Like many Americans, West Virginians are dissatisfied with our federal government. In fact, in a recent survey, Americans say dissatisfaction with the government is the nation’s top problem, ahead of inflation and the economy. That’s why it’s so perplexing that some lawmakers in Washington are suggesting that we hand more power over to one of the government’s most unpopular and least trusted agencies, the Internal Revenue Service (IRS).
If Sen. Elizabeth Warren (D-MA) gets her way, Congress would expand the size and scope of the IRS by putting the agency in charge of every Americans’ tax preparations. The proposal is essentially a government power grab as it takes American taxpayers’ financial autonomy and hands it over to IRS agents. There are several significant concerns regarding giving more power to the IRS – and less power to individual Americans.
For starters, the IRS has already proven that the agency cannot be trusted with the sensitive personal data of millions of Americans that would be required to operate a government-run tax preparation operation. The creation and ongoing maintenance of a highly complex tax preparation system would require the IRS to ask each American taxpayer for confidential information such as their social security numbers, bank account information, and investment accounts, to name a few.

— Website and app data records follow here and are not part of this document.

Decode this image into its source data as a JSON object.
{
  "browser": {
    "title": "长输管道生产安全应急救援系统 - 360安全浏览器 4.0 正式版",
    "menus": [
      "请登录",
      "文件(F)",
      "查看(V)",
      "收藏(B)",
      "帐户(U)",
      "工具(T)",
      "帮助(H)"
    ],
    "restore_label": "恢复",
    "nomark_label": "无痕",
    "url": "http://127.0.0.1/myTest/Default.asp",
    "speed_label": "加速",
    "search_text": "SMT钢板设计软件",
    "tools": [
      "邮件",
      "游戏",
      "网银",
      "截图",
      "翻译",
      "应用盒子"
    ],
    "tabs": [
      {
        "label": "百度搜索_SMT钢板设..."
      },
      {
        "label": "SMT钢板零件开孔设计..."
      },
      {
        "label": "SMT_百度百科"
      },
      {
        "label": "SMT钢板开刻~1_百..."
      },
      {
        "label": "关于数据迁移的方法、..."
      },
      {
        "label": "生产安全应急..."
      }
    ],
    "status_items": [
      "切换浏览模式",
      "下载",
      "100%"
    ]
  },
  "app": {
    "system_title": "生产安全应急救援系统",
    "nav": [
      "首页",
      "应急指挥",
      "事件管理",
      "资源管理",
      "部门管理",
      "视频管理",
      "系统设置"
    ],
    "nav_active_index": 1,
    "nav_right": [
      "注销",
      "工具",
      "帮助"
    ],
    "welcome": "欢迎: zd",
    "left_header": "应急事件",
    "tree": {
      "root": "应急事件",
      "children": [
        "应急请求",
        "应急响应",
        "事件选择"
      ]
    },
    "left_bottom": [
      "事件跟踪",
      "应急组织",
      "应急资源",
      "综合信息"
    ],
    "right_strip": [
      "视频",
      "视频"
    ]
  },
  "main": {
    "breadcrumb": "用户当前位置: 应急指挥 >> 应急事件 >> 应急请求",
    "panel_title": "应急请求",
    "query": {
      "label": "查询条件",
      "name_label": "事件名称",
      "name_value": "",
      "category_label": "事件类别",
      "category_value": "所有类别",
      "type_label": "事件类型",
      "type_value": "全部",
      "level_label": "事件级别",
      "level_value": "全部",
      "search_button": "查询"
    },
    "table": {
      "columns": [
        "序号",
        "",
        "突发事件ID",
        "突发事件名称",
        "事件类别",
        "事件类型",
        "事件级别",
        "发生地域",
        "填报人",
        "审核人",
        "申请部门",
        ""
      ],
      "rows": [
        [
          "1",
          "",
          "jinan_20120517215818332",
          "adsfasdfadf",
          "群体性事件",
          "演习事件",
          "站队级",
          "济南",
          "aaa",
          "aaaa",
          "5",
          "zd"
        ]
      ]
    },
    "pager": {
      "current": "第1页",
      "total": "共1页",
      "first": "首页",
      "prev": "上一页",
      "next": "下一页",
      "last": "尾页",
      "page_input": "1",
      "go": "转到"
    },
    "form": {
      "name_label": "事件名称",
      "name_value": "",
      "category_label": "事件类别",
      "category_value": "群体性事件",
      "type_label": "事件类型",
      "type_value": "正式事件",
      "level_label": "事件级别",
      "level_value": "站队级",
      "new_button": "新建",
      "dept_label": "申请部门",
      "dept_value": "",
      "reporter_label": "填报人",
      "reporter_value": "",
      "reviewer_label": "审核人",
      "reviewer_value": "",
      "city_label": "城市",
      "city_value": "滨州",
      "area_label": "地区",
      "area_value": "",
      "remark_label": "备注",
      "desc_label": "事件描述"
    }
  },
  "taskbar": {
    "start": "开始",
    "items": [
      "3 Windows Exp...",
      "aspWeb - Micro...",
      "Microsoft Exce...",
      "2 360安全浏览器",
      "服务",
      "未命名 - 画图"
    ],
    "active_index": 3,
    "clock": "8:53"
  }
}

The problem is that the agency has a dismal track record when it comes to protecting sensitive data. Many Americans will remember a serious incident from 2015 when the IRS failed to inform more than 700,000 taxpayers that hackers accessed their personal information. According to one of the victims of the breach, the IRS failed to provide a solution saying, “Short of changing your social security number, which I understand only witness protection program victims can do, we don’t really have a solution yet, but I think we need to search for one.”

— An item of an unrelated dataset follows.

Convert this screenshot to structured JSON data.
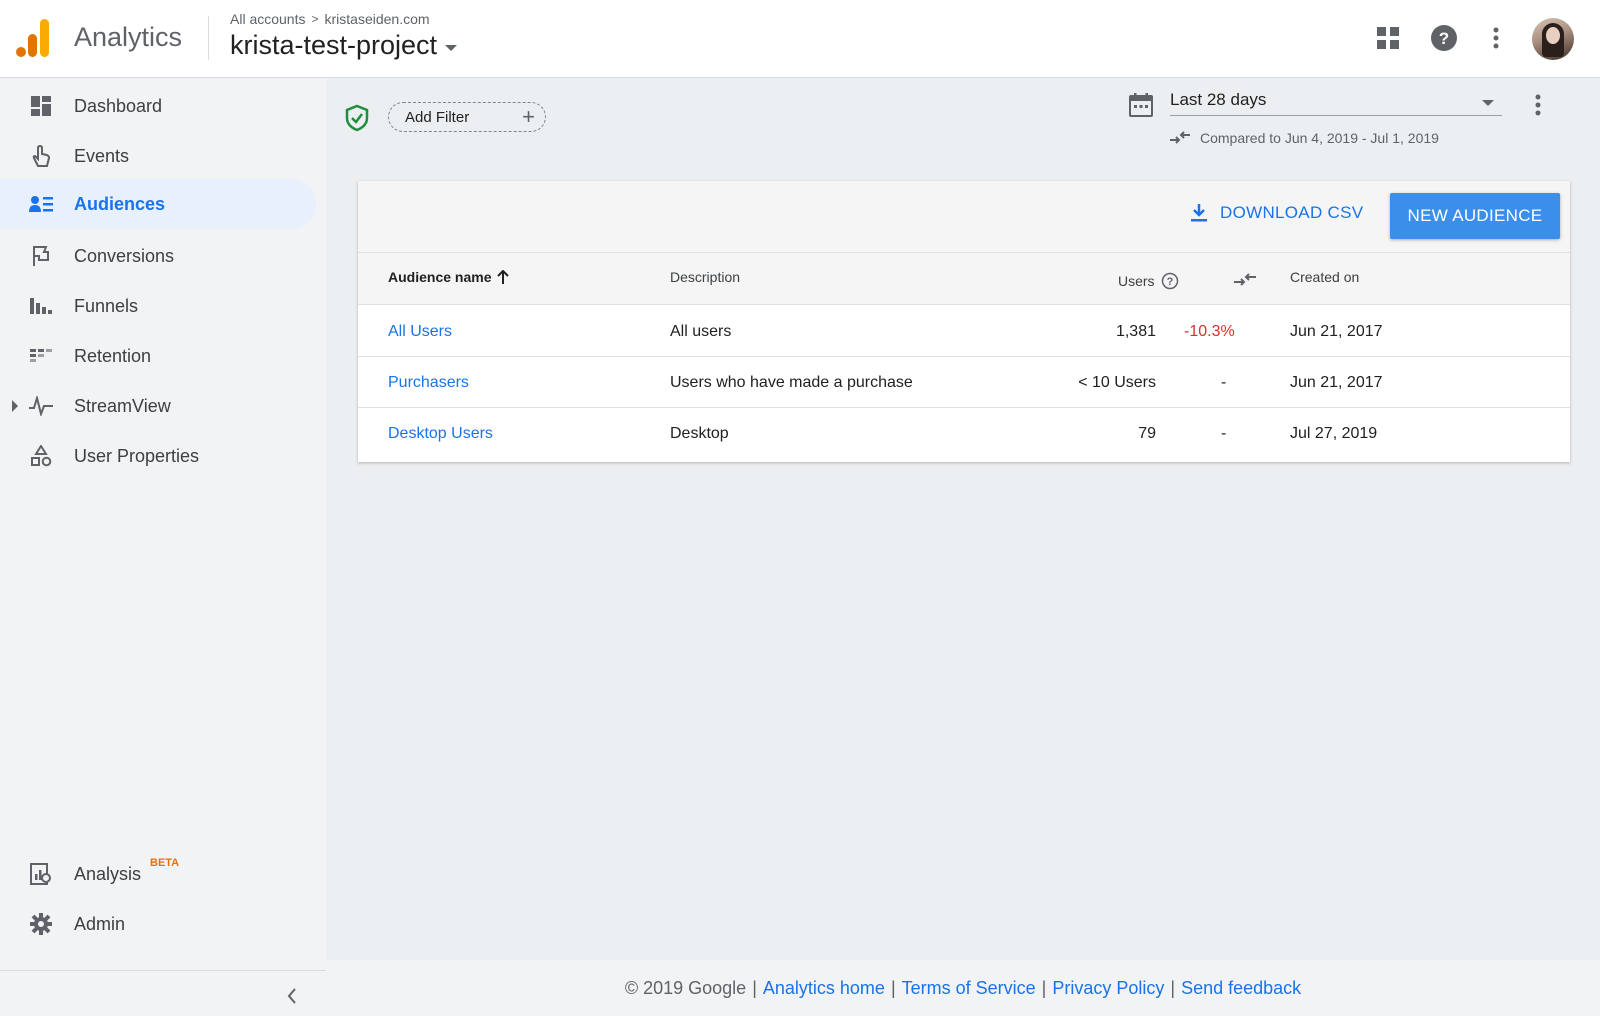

Further, some IRS agents have abused their position of authority to conduct politically motivated audits on certain groups based on political persuasion. For example, in 2013, then IRS official Lois Lerner acknowledged that the agency had used its prowess to target hundreds of conservative organizations seeking tax exempt status for unnecessary audits and additional scrutiny. This admission made clear that certain agents are not to be trusted with even more power than they already yield.
It’s important to note that many low and middle-income Americans rely on their tax returns as part of their annual income. These Americans often file relatively complicated tax returns because they may be eligible for more tax credit and deductions than higher earners. Because of this, a one-size-fits-all tax preparation system from the government could be very harmful. A generic government form could fail to capture the unique circumstances of these Americans’ years such as additional dependents, a new home, or charitable donations. In fact, a recent study from the National Bureau of Economic Research found that a government-run tax preparation system would only work half of the time.
All this is to say that these Americans are much better off under the careful and personalized care of a professional financial advisor or by utilizing free online tools and filing their taxes themselves.
West Virginia lawmakers can and should use their voice in Washington to oppose an IRS takeover of Americans’ tax returns. This represents an opportunity for Senator Joe Manchin to buck his own party oppose a harmful Democratic policy proposal. West Virginians and Americans alike are opposed to giving more power to the IRS, and our elected officials should make it a priority to take a strong stand against a government takeover of tax returns.
Josh Holstein (R) is a member of the West Virginia House of Delegates, representing District 32.